A perforated appendix is a life-threatening complication of acute appendicitis, occurring predominantly because of the late recognition and delayed initiation of treatment. A sudden onset of abdominal pain, fever and vomiting must include acute appendicitis as a possible cause. Numerous imaging studies, although useful in confirming appendicitis, have failed to solidify their place in diagnosing perforation, implying that clinical judgment is the most important part during workup.
Acute appendicitis is one of the more important disorders encountered in clinical practice, with more than 250,000 appendectomies performed in the United States on an annual basis   . The primary reason is the life-threatening risk of complications that may arise, the most important one being a perforated appendix  . The clinical presentation of an acute appendicitis is characterized by a sudden onset of mild and cramping abdominal pain in the periumbilical area followed by its progression into a motion-aggravated and severe pain in the right lower quadrant after about 24 hours  . Additional signs include fever (37.2-38.0°C) and anorexia (which is considered to be a diagnostic hallmark), whereas vomiting, altered bowel movements, and voiding difficulties are other notable findings  . Studies have shown that the appendix can often perforate before patients arrive at the hospital and that younger age, as well as longer duration of abdominal pain, are indicative of this event  . Moreover, a very high temperature (> 38.3°C), tachycardia, and profound tenderness of the abdomen have also been documented as possible signs of perforation . Although the differential diagnosis of periumbilical and right lower quadrant pain is broad, acute appendicitis must be suspected early on as delay in diagnosis is the principal reason for mortality rates of a perforated appendix to increase up to 10 times .

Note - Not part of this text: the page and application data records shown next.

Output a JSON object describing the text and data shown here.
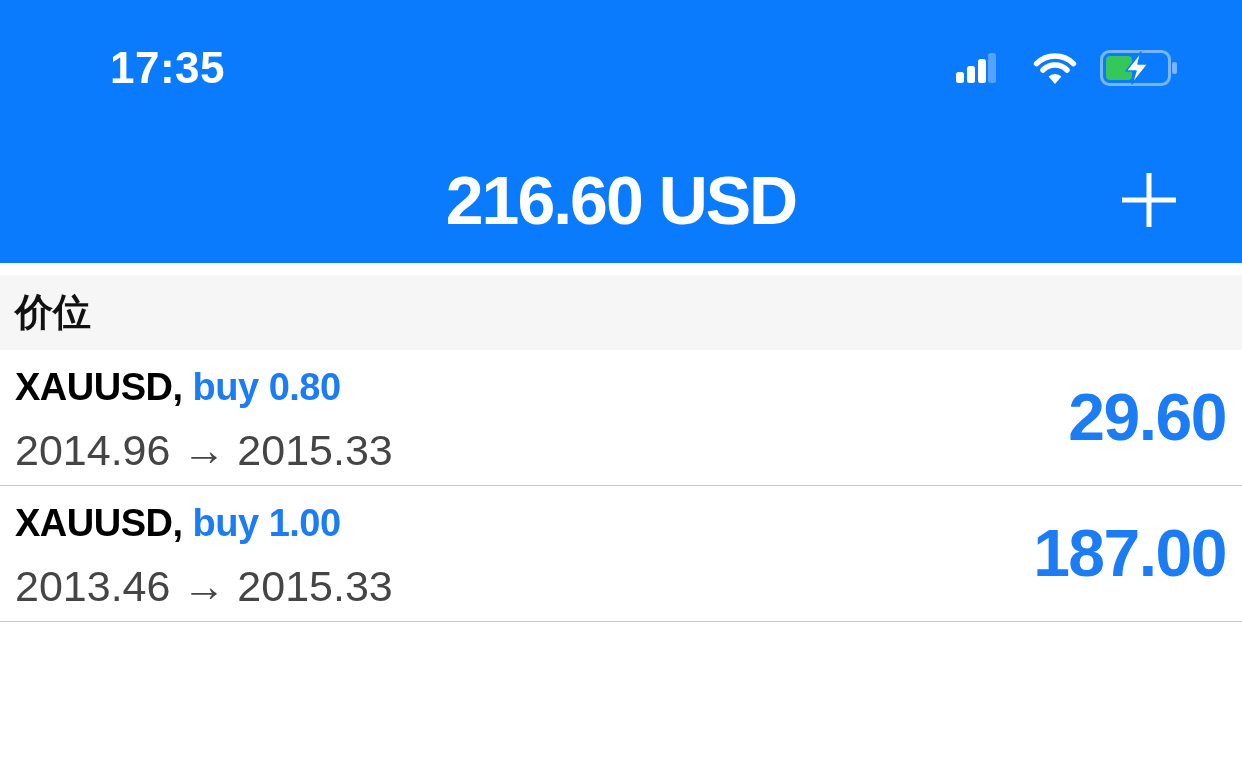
{
  "status_bar": {
    "time": "17:35"
  },
  "header": {
    "title": "216.60 USD"
  },
  "section": {
    "title": "价位"
  },
  "positions": [
    {
      "symbol": "XAUUSD,",
      "order": "buy 0.80",
      "prices": "2014.96 → 2015.33",
      "profit": "29.60"
    },
    {
      "symbol": "XAUUSD,",
      "order": "buy 1.00",
      "prices": "2013.46 → 2015.33",
      "profit": "187.00"
    }
  ]
}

A detailed patient history and a thorough physical examination are the cornerstone in the diagnosis of an acute appendicitis and perforation  . Physicians must determine the exact timeline regarding symptom onset, especially abdominal pain, and its location can confirm the diagnosis. Abdominal tenderness at the McBurney point (located in the first third of a line joining the anterior superior iliac spine and the umbilicus) is the most important finding that will suggest appendicitis, while guarding, severe tenderness, and even a localized mass are signs of perforation  . In some patients, abdominal pain can be induced with passive internal rotation of the thigh in flexion and by right hip extension (the obturator and psoas signs, respectively). As soon as an infectious etiology is suspected to be the cause of abdominal pain, laboratory studies comprisingof a complete blood count (CBC) and evaluation of inflammatory parameters is mandatory, as leukocytosis of more than 20,000 cells/mm3 and increased levels of C-reactive protein (CRP) are not only present in acute appendicitis but are also probable signs of perforation  . Additionally, hyperbilirubinemia and the neutrophil-to-lymphocyte ratio (NLR) were identified as key features that suggest a perforated appendix  . The role of imaging studies is questionable when it comes to visualizing a perforated appendix. Ultrasonography, computed tomography (CT) and magnetic resonance imaging (MRI) have all been identified as efficient methods to diagnose acute appendicitis, with helical CT and MRI showing the highest specificity and sensitivity rates   . Their respective roles in confirming perforation of the appendix, however, have not been confirmed , which is why the diagnosis rests on clinical and laboratory findings.